Sampling technique for phytoplankton:
Phytoplanktons of a water body can be sampled by following two methods:
(i) In one method, phytoplanktons are obtained by drawing water samples from several depths. Cell counts of algae present in each sample, either normal or concentrated, are made with a Sedgewieh Rafter counting chamber and a Whipple ocular. According to the need, sometime the samples may be concentrated by centrifugation in forest plankton centrifuge. The centrifuged samples are then diluted to a suitable volume (100 to 200 ml) in a volumetric flask.
During the counting of algal cells, a separate tally should be kept for each species. This will permit an analysis of community structure at each station. For single-celled forms, the number of cells is recorded; while for colonial forms, the number of colonies is recorded.
(ii) In another method, the phytoplanktons of the sample are first fixed by aqueous solution of formaldehyde, then filtered and ultimately counted by quadrate method.
Sampling technique for periphyton:
Epiphyton, the periphyton growing on living plants and animals, can be observed in place on the organism if the substrate is thin or transparent enough to allow the transmission of light. The epiphyton growth on one side of the leaf only is scraped away for study.
Small leaves are examined over the whole area. Large leaves are sampled in strips marked by grids on a slide or by an ocular micrometer. With large aquatic plants a square is cut from the leaf or stem. If the leaf is too thick to handle under the microscope, the periphyton is scraped off quantitatively and is mounted in a counting cell for examination. The results are then related back to the total surface area.
Another method is used for algae growing on such aquatic animals as turtles, molluscs, etc., and on stones. One easy method employs a simple hollow square instrument with a sharpened edge, which is pressed closely or driven into the substrate.
This separates out a small area of given size around which the periphyton is washed away. The instrument is then raised and the periphyton remaining in the sample square is scraped into a collecting bottle.
The periphyton can be counted in a Sedgewich-Rafter cell recording a predetermined number, usually 100 to 1,000, as they appear in the field of view.
Sampling stream-bottom organisms:
Samples of stream- bottom organisms are collected by a modified Surber bottom-fauna sampler (Fig. 4-3). This sampler consists of a brass frame with Stainless-steel side pieces and a current baffler. To this is attached on a removable brass frame a fine net of 74 meshes/linear inch and a coarse net with 19 meshes/linear inch. The latter is fitted in the sampler in front of the line net to produce a cone or cone effect. Flanges on the insert prevent its being forced into the fine net in the rear.

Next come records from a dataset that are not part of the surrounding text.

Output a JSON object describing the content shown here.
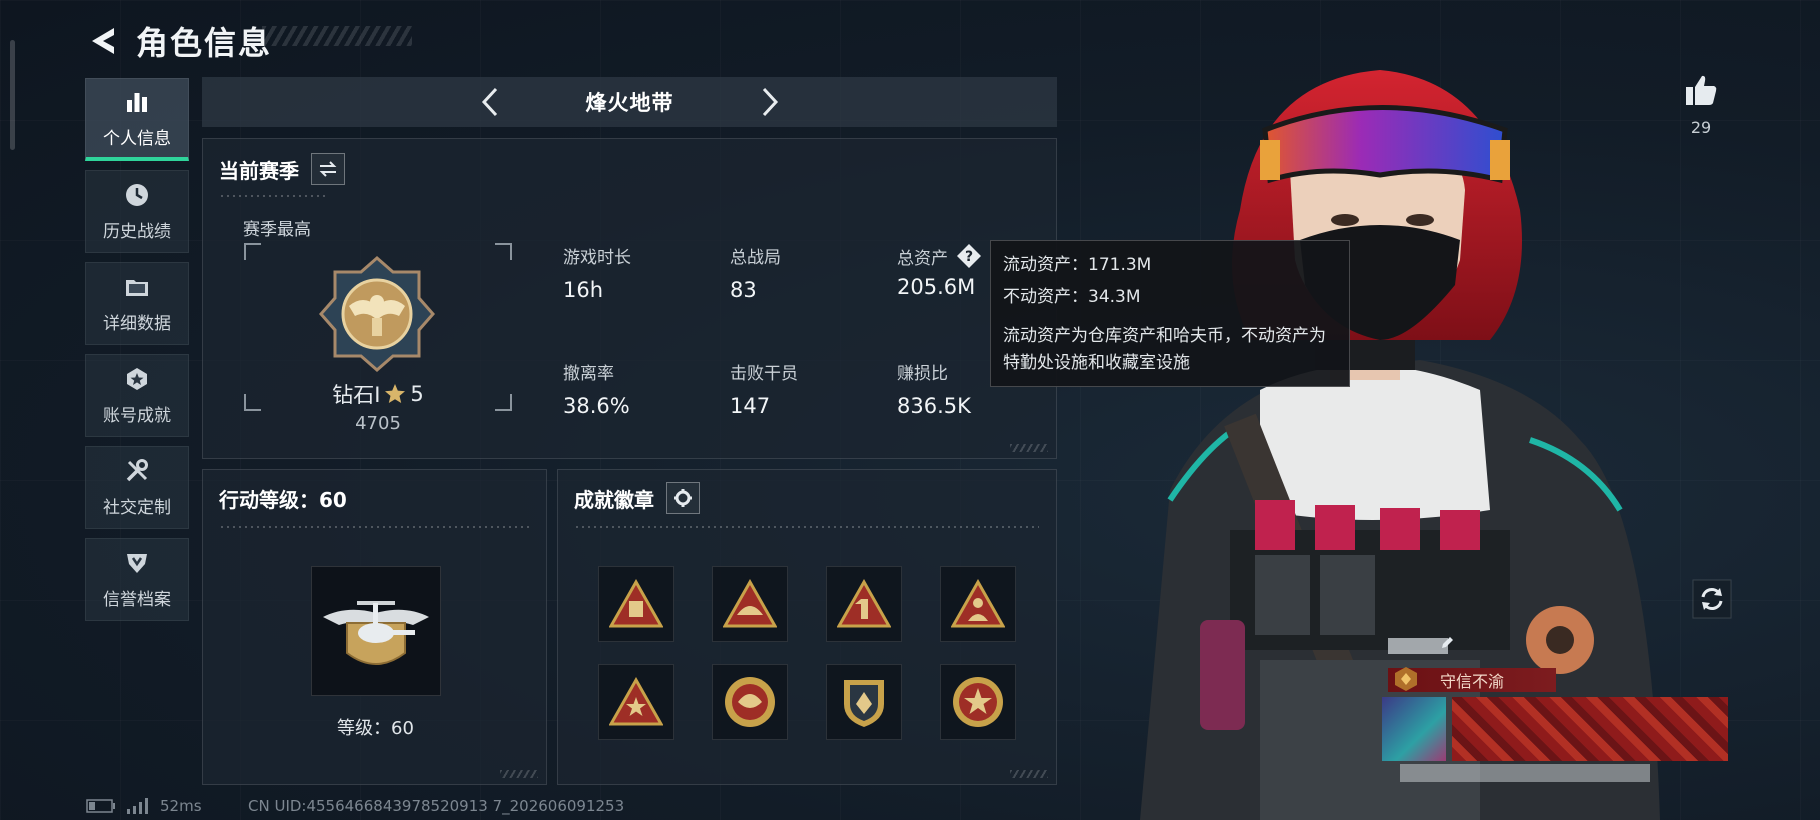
{
  "header": {
    "title": "角色信息"
  },
  "sidebar": {
    "items": [
      {
        "label": "个人信息",
        "icon": "bar-chart-icon",
        "active": true
      },
      {
        "label": "历史战绩",
        "icon": "clock-icon",
        "active": false
      },
      {
        "label": "详细数据",
        "icon": "folder-icon",
        "active": false
      },
      {
        "label": "账号成就",
        "icon": "star-emblem-icon",
        "active": false
      },
      {
        "label": "社交定制",
        "icon": "tools-icon",
        "active": false
      },
      {
        "label": "信誉档案",
        "icon": "shield-icon",
        "active": false
      }
    ]
  },
  "mode": {
    "title": "烽火地带"
  },
  "season": {
    "title": "当前赛季",
    "best_label": "赛季最高",
    "rank_name": "钻石I",
    "rank_stars": "5",
    "rank_score": "4705",
    "stats": [
      {
        "label": "游戏时长",
        "value": "16h"
      },
      {
        "label": "总战局",
        "value": "83"
      },
      {
        "label": "总资产",
        "value": "205.6M"
      },
      {
        "label": "撤离率",
        "value": "38.6%"
      },
      {
        "label": "击败干员",
        "value": "147"
      },
      {
        "label": "赚损比",
        "value": "836.5K"
      }
    ]
  },
  "tooltip": {
    "liquid": "流动资产：171.3M",
    "fixed": "不动资产：34.3M",
    "desc": "流动资产为仓库资产和哈夫币，不动资产为特勤处设施和收藏室设施"
  },
  "level": {
    "title": "行动等级：60",
    "label": "等级：60"
  },
  "achievements": {
    "title": "成就徽章",
    "badges": [
      {
        "icon": "triangle-badge-bag-icon",
        "color": "#b8342a"
      },
      {
        "icon": "triangle-badge-hat-icon",
        "color": "#b8342a"
      },
      {
        "icon": "triangle-badge-one-icon",
        "color": "#b8342a"
      },
      {
        "icon": "triangle-badge-soldier-icon",
        "color": "#b8342a"
      },
      {
        "icon": "triangle-badge-star-icon",
        "color": "#b8342a"
      },
      {
        "icon": "round-badge-crest-icon",
        "color": "#c8a24a"
      },
      {
        "icon": "shield-badge-icon",
        "color": "#c8a24a"
      },
      {
        "icon": "round-badge-star-icon",
        "color": "#c8a24a"
      }
    ]
  },
  "social": {
    "likes": "29",
    "honor_title": "守信不渝"
  },
  "footer": {
    "ping": "52ms",
    "uid": "CN UID:4556466843978520913 7_202606091253"
  },
  "colors": {
    "accent_green": "#2fd49b",
    "gold": "#c8a24a",
    "red": "#b8342a"
  }
}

Fig. 4 3. A modified Surber bottom-fauna sampler (after Smith, 1974).
This sampler picks up many small organisms along with fine detritus. At a time, it collects two subsamples with respect to size.
This sampler encloses a specified area of stream (500 cm2), which is the sample unit. Organisms, detritus and trash are scrubbed free from the substrate, and the current washes it into net. The contents are transferred to a container and are taken back to the laboratory for examination and sorting.
Dendrochronology is the science that calculates the accurate dating of past events through the aging of trees. It is based on the variation of growth rings. Growth rings, despite popular belief, are not regular, nor are they all necessarily lay down annually.
Because of the failure of cambium to form a sheath of xylem the entire length of the bole, rings may be omitted, especially near the base. This may be caused by the lack of food manufacture in the crown, by drought, fire, extreme cold, insect outbreaks, and so on. At the other extreme are multiple rings produced by multiple waves of cambial activity during the growing season.
These are caused by temporary interruptions in the normal growth, such as late spring frost, taking place after normal seasonal growth has ended. Thus, the growth rings reflect the interaction of woody plants and their environment.
The fundamental principle of Dendrochronology is cross dating, the correlation of distinctive patterns of growth between trees for a given sequence of years. Because no two plants have exactly the same growing environmental conditions and life history, the similarities are relative rather than quantitative.
The relative widths of corresponding rings are the same in relation to adjoining rings. By lining up these similarities, the investigator can establish the relative identity of any ring in sequence and aberrant rings in the individual specimen.
Dendrochronology is used in number of studies—to age trees for management information, to establish dates of past forest fires, insect outbreaks, glaze, periods of suppression and release in the life history of forest trees. It has been involved in hydrological and archaeological studies and even in legal cases involving boundary disputes in which specimens are taken from fence posts and witness trees.
Palynology is the study of plant communities by the analysis of pollen profiles. It involves the collection of samples of peat in bog by peat borer from different depths and microscopic analysis in laboratory of the sample. Carbon-14 dating method can be used for correct assessment of the age of pollen grains in the sample.